Right around this time of year I start to loose all of my free time. I’m directing a musical in South Jersey, I have my church singing job, and between all of that and regular work I just don’t have a lot of time for things. I do however try to make time to watch movies. After a lot of deliberation my pick for the horror movie of the year is in.There are a lot of horror movies out there and I don’t pretend like I watch all of them. Some of them I skip because I know from the director/trailer I won’t like them. Others it’s the company that makes them (Sorry, but I absolutely HATE all Troma movies they are just awful), so I will be the first to admit that this pick doesn’t come from 100s of hours watching movies. However I have watched a significant amount of horror, and I feel like I have a very good grasp of what makes a good horror movie.
This year’s winner: Insidious
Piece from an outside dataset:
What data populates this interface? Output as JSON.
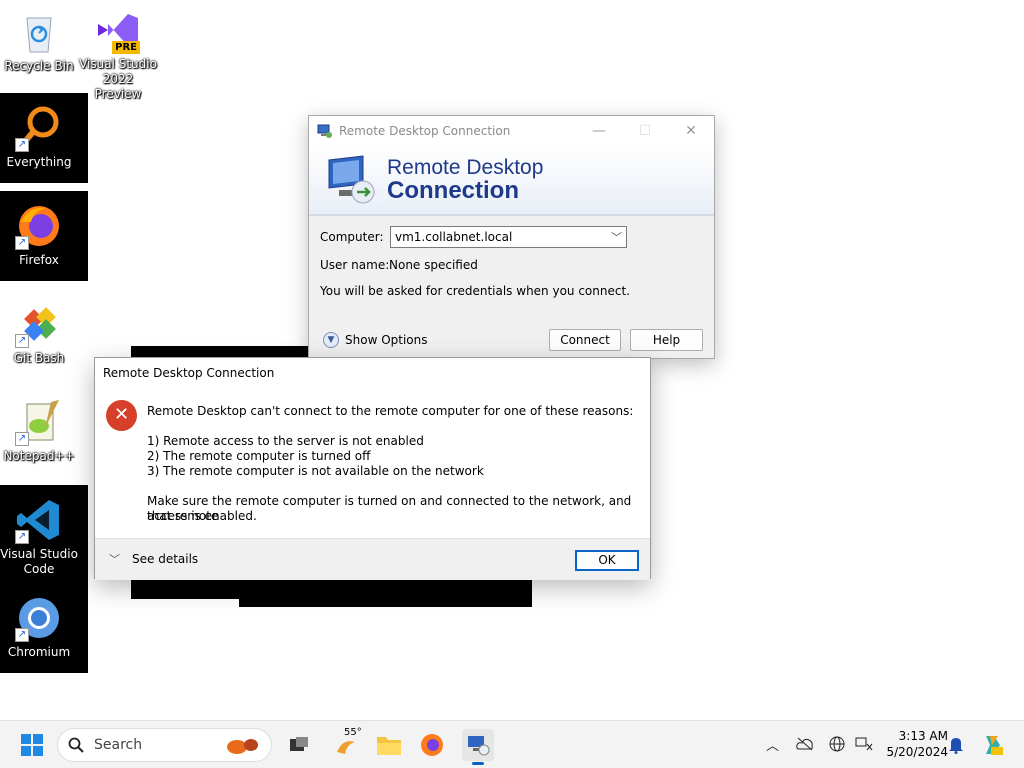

Out of all of the horror movies I have watched this year I found Insidious to be my favorite. It is a delightful blend of tension and whimsical fantasy that results in a very good film. It finds a good balance between having some scary moments, some overarching horror themes and a little blend of drama.
The film centers around the ideas of ghosts and astral projection. The first half of the film really goes heavy with the ghost theme with lots of seemingly unconnected beings tormenting the main characters. Then there is a bit of a transition and the film takes more of a fantasy feel on with people leaving their bodies, traveling to purgatory ( called the “further”) which results in a climactic ending.
I’m not going to sit here and say that the ending isn’t a bit predictable and some of my friends who have watched it didn’t like the 2nd half of the film at all, but personally I liked the movie because it does something very few movies do anymore: Tells a story! How many times do you walk into a horror movie and it’s scare scare scare OMG PLOT TWIST. There’s no story it’s a rationale for the scary things happening. I felt like this movie, with some admitted predictability, just told a good rendition a classic scary story. About things that exist outside of our perception, and in some cases they can cross over. Today’s horror movies really fail when it comes to story telling and this was one rare exception.
Just to explain how I approach horror movies
The number one thing people always say about horror movies is “eww it sucked because it wasn’t scary.” To me, evaluating a horror movie based on whether or not it scares me is just a really stupid way to approach it. Of course no movie is really going to be scary, especially considering how desensitized we are to violence and horror today. Going into a movie expecting to be scared is just a big setup for disappointment. Not to mention most movies that go for the intense scare fail miserably at keeping you engaged. Adding lots of blurry-cam and loud sounds is just a cheap way to make people feel nervous.
I also think that people who measure horror movies by the amount of gore are a little sad. Fake blood does not a movie make. Take Saw for example. First movie – excellent. What followed was a 6 or 7 ( I can’t remember how many they’ve made and I’m too uncaring to look it up) absolute garbage fests where the directors and writers just tried to one up each other in how gross they can make a movie. Sorry to say but after the first movie Saw became nothing more than a sophomoric middle school attempt at making people say “Ewww”
To me what makes a good horror movie is tension and release. That feeling of unease when watching it. Thinking about how I would react when I’m in that situation. Even some sense of believability can go a long way into setting the stage for a great horror film.